The Russian military industry has not made clear what legal action it will take if it is convinced that China violated Russian intellectual property rights. However, a civil aviation technology analyst based in Moscow says that the J-11B incident will surely have a major impact on cooperation between China and Russia in the aviation industry.
Russia is now conducting a full assessment of the importance of the Chinese arms market to the Russian military industry. Some analysts believe that Russia is already switching its priority to other markets because of China's failure to fulfill its commitments. Under this circumstance, the likelihood that Russia will export Su-35 and Su-33 fighters to China is growing smaller. New obstacles may also interrupt the export of additional AL-31F engines and Su-27SK component parts to China.
Russia's economic recovery in the past few years means that money is no longer the only consideration in deciding where to export its military technology.
Even if Russia imposes sanctions against China over the production of the J-11B fighters, production of the aircraft is unlikely to be affected. China has already imported what it needs from Russia, including 180 AL-31F engines that will arrive later this year. Also, since beginning the J-11B production, China has reinforced its cooperation with the Ukrainian and Belarus aviation industries.
An upgrade of the Su-27SK's avionics equipment was assisted by technology from the Minsk No. 558 Factory, while the Ukrainian Migremont Factory helped China in the repair and maintenance of fuselages. A chart showing the production of the J-11B on open display at the 2006 Zhuhai Air Show revealed that already 80 percent of its parts were manufactured domestically.
A source from the Chinese aviation industry said the Shenyang Aircraft Company suffers from low production efficiency, unlike the Chengdu Aircraft Company, which has received a series of domestic awards. The Chengdu company has already manufactured 120 J-10A fighters.

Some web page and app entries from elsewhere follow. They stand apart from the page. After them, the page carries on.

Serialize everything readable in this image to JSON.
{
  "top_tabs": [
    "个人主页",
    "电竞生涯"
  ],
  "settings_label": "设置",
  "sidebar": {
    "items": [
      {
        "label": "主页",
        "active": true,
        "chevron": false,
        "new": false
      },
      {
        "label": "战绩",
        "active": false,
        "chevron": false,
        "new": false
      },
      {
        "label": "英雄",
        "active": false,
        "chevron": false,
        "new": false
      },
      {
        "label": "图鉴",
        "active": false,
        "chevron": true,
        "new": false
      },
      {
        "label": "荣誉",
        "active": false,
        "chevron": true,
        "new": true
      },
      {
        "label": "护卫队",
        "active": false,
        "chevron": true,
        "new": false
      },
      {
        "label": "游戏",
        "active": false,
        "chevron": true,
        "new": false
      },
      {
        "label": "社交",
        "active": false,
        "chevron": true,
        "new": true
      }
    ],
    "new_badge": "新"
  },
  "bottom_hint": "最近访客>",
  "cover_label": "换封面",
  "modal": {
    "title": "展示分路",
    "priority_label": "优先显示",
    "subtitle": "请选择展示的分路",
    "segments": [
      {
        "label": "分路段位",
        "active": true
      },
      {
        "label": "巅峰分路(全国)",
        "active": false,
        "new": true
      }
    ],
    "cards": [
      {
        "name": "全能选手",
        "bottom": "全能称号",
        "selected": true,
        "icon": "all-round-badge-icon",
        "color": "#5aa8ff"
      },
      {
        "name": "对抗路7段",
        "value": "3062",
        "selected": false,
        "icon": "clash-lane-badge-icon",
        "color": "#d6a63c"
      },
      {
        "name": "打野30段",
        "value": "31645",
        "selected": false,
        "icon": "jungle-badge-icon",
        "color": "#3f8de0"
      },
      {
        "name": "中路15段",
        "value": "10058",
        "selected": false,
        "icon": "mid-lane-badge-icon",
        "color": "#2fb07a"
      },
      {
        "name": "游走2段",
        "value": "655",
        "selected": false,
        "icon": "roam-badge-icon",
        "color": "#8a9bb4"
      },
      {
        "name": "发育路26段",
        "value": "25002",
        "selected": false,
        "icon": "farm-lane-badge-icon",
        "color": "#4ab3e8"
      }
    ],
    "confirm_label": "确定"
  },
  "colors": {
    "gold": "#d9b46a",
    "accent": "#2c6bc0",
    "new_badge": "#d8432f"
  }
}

It had been building J-7Es until 2007, but that production line will be officially closed within this year so as to put full attention to the manufacture of additional J-10As. A second J-10A production line is expected.
The above information suggests that due to low production efficiency, the first phase production of J-11Bs is intended mainly to meet the demand of the PLA Air Force. The possibility that China will export the aircraft is very slim. This is what concerns Russia. Under the original Su-27SK production transfer agreement, the 200 J-11 fighters should not be exported to any third country. Yet Russia suspects that China's intention in suspending the J-11 production agreement ahead of time is to develop the J-11B export market independently.
There has been speculation that Shenyang is currently developing a two-seater version of the J-11B, possibly designated J-11BS. The aircraft was said to be similar to the Su-27UBK fighter-trainer, but fitted with Chinese-made powerplant, avionics, and weapon suite.
Click to view: J-11A Avonics